Take the data and return it in full. Change nothing.

Segment Start: RECORDS SUPPLIED

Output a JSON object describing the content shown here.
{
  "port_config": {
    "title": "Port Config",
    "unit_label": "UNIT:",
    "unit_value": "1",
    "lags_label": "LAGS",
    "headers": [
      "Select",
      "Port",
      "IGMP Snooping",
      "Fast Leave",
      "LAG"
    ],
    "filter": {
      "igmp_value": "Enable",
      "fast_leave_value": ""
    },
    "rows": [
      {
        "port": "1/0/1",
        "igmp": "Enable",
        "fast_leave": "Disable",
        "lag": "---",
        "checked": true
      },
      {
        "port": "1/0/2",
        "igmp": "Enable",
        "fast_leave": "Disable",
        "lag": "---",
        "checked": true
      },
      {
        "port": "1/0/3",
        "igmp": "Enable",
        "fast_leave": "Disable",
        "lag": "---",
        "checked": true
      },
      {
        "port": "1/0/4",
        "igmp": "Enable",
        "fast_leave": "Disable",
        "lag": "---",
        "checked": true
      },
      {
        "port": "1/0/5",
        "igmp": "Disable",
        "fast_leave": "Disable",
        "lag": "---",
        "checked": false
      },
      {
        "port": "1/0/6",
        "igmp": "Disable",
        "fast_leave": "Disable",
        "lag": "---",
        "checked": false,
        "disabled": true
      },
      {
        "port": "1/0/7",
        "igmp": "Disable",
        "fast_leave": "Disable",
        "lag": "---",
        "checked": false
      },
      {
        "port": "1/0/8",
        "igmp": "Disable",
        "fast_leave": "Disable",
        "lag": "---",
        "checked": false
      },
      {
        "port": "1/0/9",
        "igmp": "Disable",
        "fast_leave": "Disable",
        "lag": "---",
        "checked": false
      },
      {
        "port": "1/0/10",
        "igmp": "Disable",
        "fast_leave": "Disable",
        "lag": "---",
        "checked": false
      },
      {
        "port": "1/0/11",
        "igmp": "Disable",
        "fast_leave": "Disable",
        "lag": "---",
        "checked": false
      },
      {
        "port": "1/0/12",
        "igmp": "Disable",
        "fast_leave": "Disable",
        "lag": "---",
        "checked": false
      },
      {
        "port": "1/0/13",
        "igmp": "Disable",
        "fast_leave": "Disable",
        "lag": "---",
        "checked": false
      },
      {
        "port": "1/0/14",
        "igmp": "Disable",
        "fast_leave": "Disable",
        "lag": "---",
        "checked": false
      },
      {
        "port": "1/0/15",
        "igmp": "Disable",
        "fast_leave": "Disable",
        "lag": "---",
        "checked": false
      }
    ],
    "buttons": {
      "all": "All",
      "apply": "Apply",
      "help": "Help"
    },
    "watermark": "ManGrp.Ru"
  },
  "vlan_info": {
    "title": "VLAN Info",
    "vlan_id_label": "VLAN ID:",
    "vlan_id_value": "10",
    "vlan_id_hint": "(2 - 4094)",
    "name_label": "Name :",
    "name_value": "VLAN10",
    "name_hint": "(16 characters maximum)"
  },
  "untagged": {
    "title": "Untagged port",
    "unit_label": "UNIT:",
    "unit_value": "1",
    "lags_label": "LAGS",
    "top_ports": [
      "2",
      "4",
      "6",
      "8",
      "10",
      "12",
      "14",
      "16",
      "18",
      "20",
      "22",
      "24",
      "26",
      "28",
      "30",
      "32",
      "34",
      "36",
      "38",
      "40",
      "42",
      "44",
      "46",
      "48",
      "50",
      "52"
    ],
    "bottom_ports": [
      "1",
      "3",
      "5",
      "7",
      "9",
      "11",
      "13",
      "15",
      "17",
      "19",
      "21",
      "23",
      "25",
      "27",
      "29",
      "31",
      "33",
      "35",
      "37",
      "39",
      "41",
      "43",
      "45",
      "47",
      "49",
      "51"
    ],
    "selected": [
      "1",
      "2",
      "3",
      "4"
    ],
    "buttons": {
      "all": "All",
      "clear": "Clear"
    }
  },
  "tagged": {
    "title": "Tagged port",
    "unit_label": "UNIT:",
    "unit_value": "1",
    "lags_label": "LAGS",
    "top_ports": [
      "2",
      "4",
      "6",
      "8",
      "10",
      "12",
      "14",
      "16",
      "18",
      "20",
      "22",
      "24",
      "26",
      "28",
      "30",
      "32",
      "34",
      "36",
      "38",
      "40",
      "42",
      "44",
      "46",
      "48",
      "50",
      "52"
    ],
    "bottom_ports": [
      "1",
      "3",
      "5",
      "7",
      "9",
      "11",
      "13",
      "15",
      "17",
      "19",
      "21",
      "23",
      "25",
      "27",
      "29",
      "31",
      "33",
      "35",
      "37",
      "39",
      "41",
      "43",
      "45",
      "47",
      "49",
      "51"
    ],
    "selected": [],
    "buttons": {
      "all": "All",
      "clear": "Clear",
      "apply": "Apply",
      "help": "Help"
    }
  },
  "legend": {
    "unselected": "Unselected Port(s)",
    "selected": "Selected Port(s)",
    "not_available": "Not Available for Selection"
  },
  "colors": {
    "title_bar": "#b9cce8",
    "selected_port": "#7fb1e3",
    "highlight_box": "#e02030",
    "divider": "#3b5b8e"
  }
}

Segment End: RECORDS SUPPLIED

### SOLUTION
Output a JSON object describing the content shown here.
{
  "port_config": {
    "title": "Port Config",
    "unit_label": "UNIT:",
    "unit_value": "1",
    "lags_label": "LAGS",
    "headers": [
      "Select",
      "Port",
      "IGMP Snooping",
      "Fast Leave",
      "LAG"
    ],
    "filter": {
      "igmp_value": "Enable",
      "fast_leave_value": ""
    },
    "rows": [
      {
        "port": "1/0/1",
        "igmp": "Enable",
        "fast_leave": "Disable",
        "lag": "---",
        "checked": true
      },
      {
        "port": "1/0/2",
        "igmp": "Enable",
        "fast_leave": "Disable",
        "lag": "---",
        "checked": true
      },
      {
        "port": "1/0/3",
        "igmp": "Enable",
        "fast_leave": "Disable",
        "lag": "---",
        "checked": true
      },
      {
        "port": "1/0/4",
        "igmp": "Enable",
        "fast_leave": "Disable",
        "lag": "---",
        "checked": true
      },
      {
        "port": "1/0/5",
        "igmp": "Disable",
        "fast_leave": "Disable",
        "lag": "---",
        "checked": false
      },
      {
        "port": "1/0/6",
        "igmp": "Disable",
        "fast_leave": "Disable",
        "lag": "---",
        "checked": false,
        "disabled": true
      },
      {
        "port": "1/0/7",
        "igmp": "Disable",
        "fast_leave": "Disable",
        "lag": "---",
        "checked": false
      },
      {
        "port": "1/0/8",
        "igmp": "Disable",
        "fast_leave": "Disable",
        "lag": "---",
        "checked": false
      },
      {
        "port": "1/0/9",
        "igmp": "Disable",
        "fast_leave": "Disable",
        "lag": "---",
        "checked": false
      },
      {
        "port": "1/0/10",
        "igmp": "Disable",
        "fast_leave": "Disable",
        "lag": "---",
        "checked": false
      },
      {
        "port": "1/0/11",
        "igmp": "Disable",
        "fast_leave": "Disable",
        "lag": "---",
        "checked": false
      },
      {
        "port": "1/0/12",
        "igmp": "Disable",
        "fast_leave": "Disable",
        "lag": "---",
        "checked": false
      },
      {
        "port": "1/0/13",
        "igmp": "Disable",
        "fast_leave": "Disable",
        "lag": "---",
        "checked": false
      },
      {
        "port": "1/0/14",
        "igmp": "Disable",
        "fast_leave": "Disable",
        "lag": "---",
        "checked": false
      },
      {
        "port": "1/0/15",
        "igmp": "Disable",
        "fast_leave": "Disable",
        "lag": "---",
        "checked": false
      }
    ],
    "buttons": {
      "all": "All",
      "apply": "Apply",
      "help": "Help"
    },
    "watermark": "ManGrp.Ru"
  },
  "vlan_info": {
    "title": "VLAN Info",
    "vlan_id_label": "VLAN ID:",
    "vlan_id_value": "10",
    "vlan_id_hint": "(2 - 4094)",
    "name_label": "Name :",
    "name_value": "VLAN10",
    "name_hint": "(16 characters maximum)"
  },
  "untagged": {
    "title": "Untagged port",
    "unit_label": "UNIT:",
    "unit_value": "1",
    "lags_label": "LAGS",
    "top_ports": [
      "2",
      "4",
      "6",
      "8",
      "10",
      "12",
      "14",
      "16",
      "18",
      "20",
      "22",
      "24",
      "26",
      "28",
      "30",
      "32",
      "34",
      "36",
      "38",
      "40",
      "42",
      "44",
      "46",
      "48",
      "50",
      "52"
    ],
    "bottom_ports": [
      "1",
      "3",
      "5",
      "7",
      "9",
      "11",
      "13",
      "15",
      "17",
      "19",
      "21",
      "23",
      "25",
      "27",
      "29",
      "31",
      "33",
      "35",
      "37",
      "39",
      "41",
      "43",
      "45",
      "47",
      "49",
      "51"
    ],
    "selected": [
      "1",
      "2",
      "3",
      "4"
    ],
    "buttons": {
      "all": "All",
      "clear": "Clear"
    }
  },
  "tagged": {
    "title": "Tagged port",
    "unit_label": "UNIT:",
    "unit_value": "1",
    "lags_label": "LAGS",
    "top_ports": [
      "2",
      "4",
      "6",
      "8",
      "10",
      "12",
      "14",
      "16",
      "18",
      "20",
      "22",
      "24",
      "26",
      "28",
      "30",
      "32",
      "34",
      "36",
      "38",
      "40",
      "42",
      "44",
      "46",
      "48",
      "50",
      "52"
    ],
    "bottom_ports": [
      "1",
      "3",
      "5",
      "7",
      "9",
      "11",
      "13",
      "15",
      "17",
      "19",
      "21",
      "23",
      "25",
      "27",
      "29",
      "31",
      "33",
      "35",
      "37",
      "39",
      "41",
      "43",
      "45",
      "47",
      "49",
      "51"
    ],
    "selected": [],
    "buttons": {
      "all": "All",
      "clear": "Clear",
      "apply": "Apply",
      "help": "Help"
    }
  },
  "legend": {
    "unselected": "Unselected Port(s)",
    "selected": "Selected Port(s)",
    "not_available": "Not Available for Selection"
  },
  "colors": {
    "title_bar": "#b9cce8",
    "selected_port": "#7fb1e3",
    "highlight_box": "#e02030",
    "divider": "#3b5b8e"
  }
}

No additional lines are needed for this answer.